■ **Problem to work on**
Go through the records and report each line holding the string "JSON".

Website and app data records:
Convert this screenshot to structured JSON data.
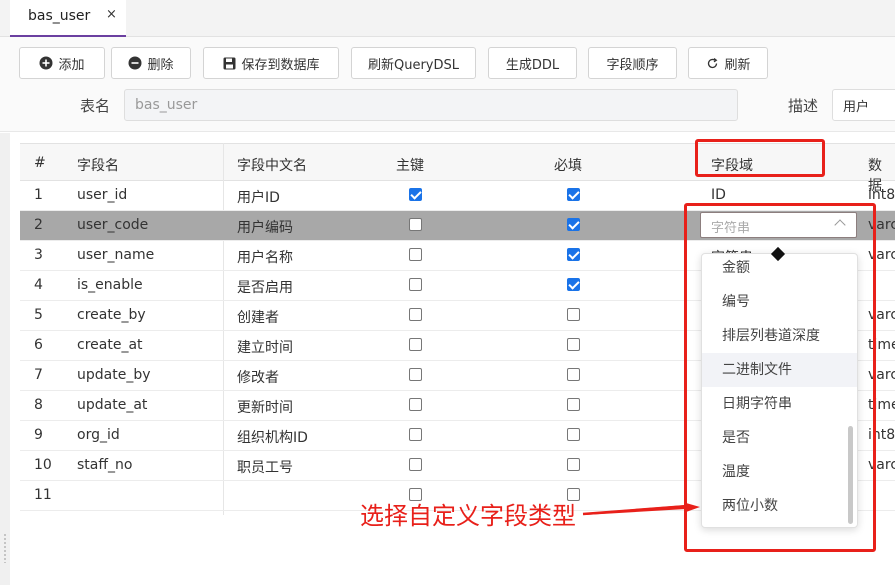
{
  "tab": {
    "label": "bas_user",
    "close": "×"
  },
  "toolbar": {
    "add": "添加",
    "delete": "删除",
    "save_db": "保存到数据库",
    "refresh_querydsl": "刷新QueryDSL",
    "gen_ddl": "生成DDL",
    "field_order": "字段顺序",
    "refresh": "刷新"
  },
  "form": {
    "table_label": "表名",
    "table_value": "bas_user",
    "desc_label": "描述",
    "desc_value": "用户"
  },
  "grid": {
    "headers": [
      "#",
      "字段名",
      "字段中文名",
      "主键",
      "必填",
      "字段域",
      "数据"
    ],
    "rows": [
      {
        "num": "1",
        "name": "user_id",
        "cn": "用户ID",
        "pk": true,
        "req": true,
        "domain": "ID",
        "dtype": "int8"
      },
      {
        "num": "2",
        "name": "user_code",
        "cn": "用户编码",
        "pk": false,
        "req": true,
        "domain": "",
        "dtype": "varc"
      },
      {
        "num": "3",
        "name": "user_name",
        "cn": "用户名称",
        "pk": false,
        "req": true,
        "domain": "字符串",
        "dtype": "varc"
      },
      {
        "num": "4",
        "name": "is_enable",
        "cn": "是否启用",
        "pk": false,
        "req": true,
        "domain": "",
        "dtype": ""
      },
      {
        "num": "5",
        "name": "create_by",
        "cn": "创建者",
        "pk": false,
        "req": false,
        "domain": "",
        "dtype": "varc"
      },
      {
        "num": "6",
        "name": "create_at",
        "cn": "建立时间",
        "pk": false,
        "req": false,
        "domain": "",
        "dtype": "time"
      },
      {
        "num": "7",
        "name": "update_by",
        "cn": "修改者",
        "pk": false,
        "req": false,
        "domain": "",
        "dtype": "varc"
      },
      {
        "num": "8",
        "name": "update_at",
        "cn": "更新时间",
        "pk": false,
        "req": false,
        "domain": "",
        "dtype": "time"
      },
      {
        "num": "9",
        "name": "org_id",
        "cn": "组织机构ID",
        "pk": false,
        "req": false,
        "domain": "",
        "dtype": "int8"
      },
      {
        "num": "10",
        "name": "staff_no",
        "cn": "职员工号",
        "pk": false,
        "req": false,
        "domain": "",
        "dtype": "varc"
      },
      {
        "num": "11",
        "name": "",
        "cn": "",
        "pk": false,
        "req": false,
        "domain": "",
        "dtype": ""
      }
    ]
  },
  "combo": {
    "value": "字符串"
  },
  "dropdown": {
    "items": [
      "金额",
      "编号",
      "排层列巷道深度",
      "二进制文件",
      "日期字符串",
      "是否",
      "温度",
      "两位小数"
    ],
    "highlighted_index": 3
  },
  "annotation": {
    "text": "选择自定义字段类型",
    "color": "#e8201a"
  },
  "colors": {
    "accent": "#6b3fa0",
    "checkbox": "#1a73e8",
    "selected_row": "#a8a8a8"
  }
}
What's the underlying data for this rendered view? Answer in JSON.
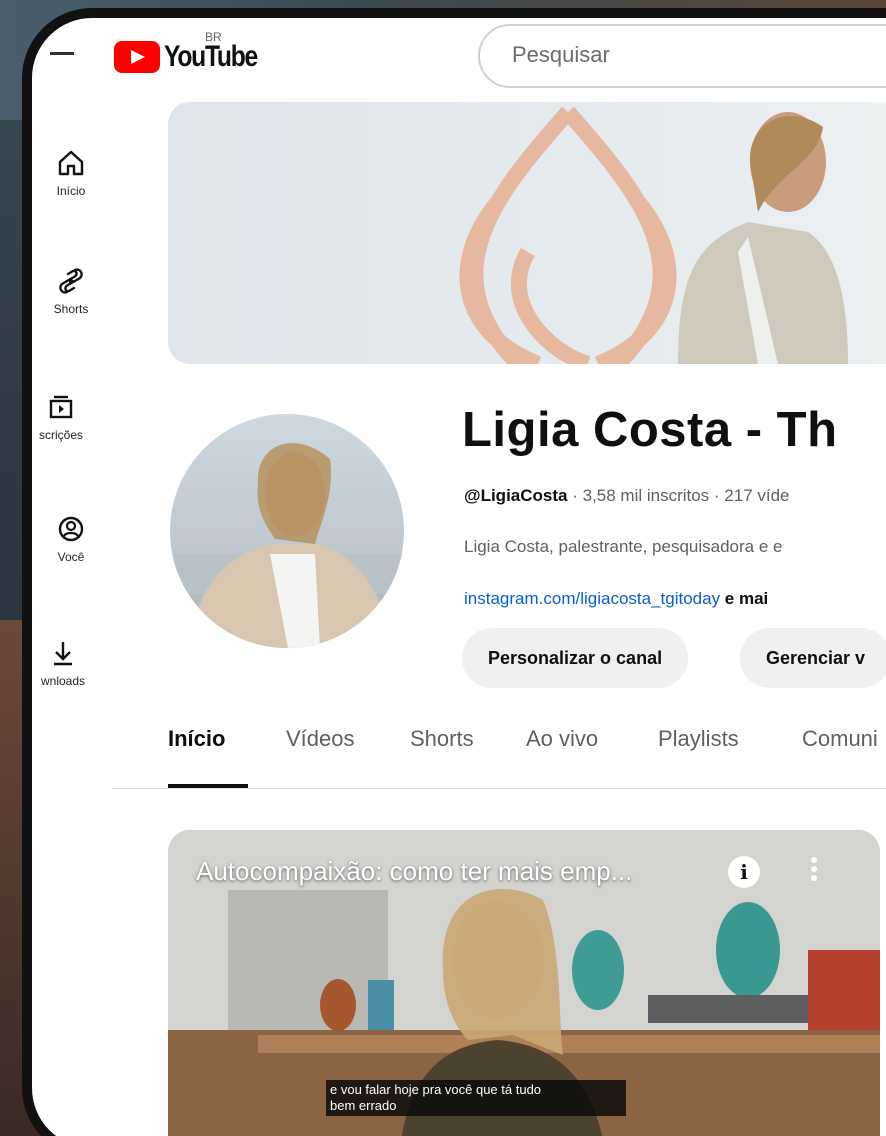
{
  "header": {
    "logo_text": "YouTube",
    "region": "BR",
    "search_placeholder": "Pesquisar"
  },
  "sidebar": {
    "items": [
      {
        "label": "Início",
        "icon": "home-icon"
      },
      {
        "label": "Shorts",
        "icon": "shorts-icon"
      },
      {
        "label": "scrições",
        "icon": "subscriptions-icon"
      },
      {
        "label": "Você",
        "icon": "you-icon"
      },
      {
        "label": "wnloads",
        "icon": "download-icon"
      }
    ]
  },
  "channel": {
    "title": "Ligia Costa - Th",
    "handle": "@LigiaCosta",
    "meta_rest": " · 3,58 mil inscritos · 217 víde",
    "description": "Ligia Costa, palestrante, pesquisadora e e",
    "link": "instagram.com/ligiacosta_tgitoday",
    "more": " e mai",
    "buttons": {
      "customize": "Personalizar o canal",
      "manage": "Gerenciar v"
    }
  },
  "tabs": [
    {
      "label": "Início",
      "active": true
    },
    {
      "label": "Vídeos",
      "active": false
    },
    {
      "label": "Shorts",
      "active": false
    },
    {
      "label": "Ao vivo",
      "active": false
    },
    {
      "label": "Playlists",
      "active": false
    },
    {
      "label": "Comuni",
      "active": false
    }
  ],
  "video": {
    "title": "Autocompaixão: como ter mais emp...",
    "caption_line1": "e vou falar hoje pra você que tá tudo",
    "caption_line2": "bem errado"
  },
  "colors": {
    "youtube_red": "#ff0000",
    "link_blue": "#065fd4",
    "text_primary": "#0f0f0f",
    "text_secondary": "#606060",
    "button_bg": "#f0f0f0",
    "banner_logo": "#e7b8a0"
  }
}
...
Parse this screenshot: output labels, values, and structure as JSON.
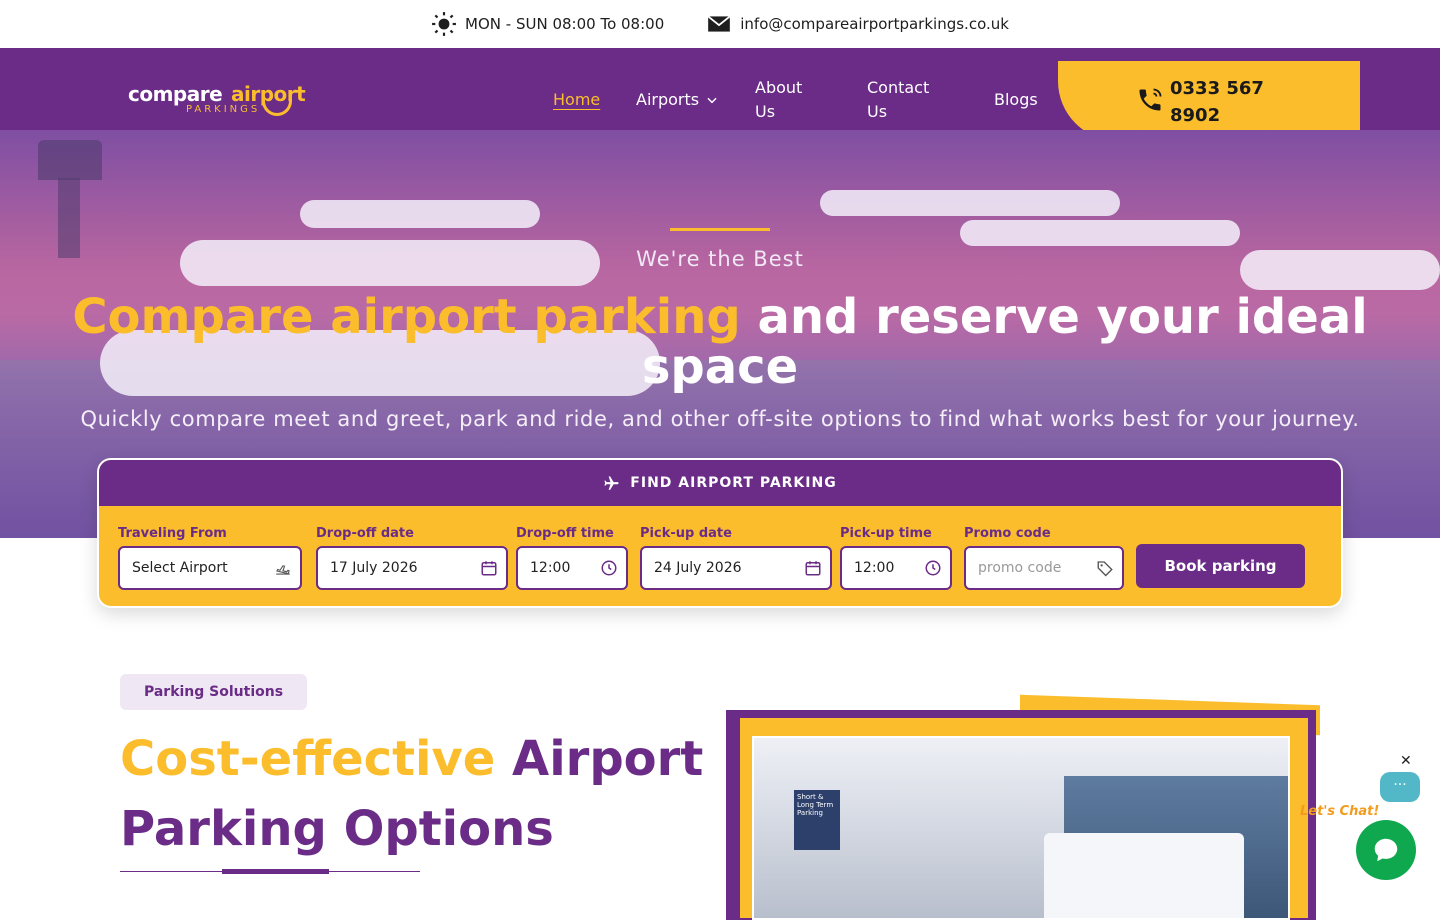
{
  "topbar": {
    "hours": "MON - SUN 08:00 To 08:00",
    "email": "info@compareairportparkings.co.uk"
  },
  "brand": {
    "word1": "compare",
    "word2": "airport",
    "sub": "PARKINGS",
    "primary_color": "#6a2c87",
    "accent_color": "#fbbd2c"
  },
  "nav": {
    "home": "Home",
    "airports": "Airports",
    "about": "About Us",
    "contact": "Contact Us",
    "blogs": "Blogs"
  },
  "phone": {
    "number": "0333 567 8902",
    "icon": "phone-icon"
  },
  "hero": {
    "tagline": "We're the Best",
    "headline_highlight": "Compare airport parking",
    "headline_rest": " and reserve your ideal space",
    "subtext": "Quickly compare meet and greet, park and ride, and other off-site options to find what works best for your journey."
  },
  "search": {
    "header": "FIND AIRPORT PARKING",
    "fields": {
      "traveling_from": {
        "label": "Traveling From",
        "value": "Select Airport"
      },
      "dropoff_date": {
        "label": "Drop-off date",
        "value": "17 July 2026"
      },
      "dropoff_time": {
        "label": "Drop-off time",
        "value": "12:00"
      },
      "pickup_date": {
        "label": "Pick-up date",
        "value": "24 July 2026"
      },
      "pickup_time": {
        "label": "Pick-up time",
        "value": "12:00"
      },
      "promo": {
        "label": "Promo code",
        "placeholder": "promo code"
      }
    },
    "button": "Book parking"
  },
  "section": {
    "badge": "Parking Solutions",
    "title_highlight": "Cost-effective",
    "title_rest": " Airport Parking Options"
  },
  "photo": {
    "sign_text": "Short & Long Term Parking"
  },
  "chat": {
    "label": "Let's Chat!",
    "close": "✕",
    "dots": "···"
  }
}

■ **Response**
Convert this screenshot to structured JSON data.
What's the underlying data for this rendered view? Answer in JSON.
Parse this screenshot: output labels, values, and structure as JSON.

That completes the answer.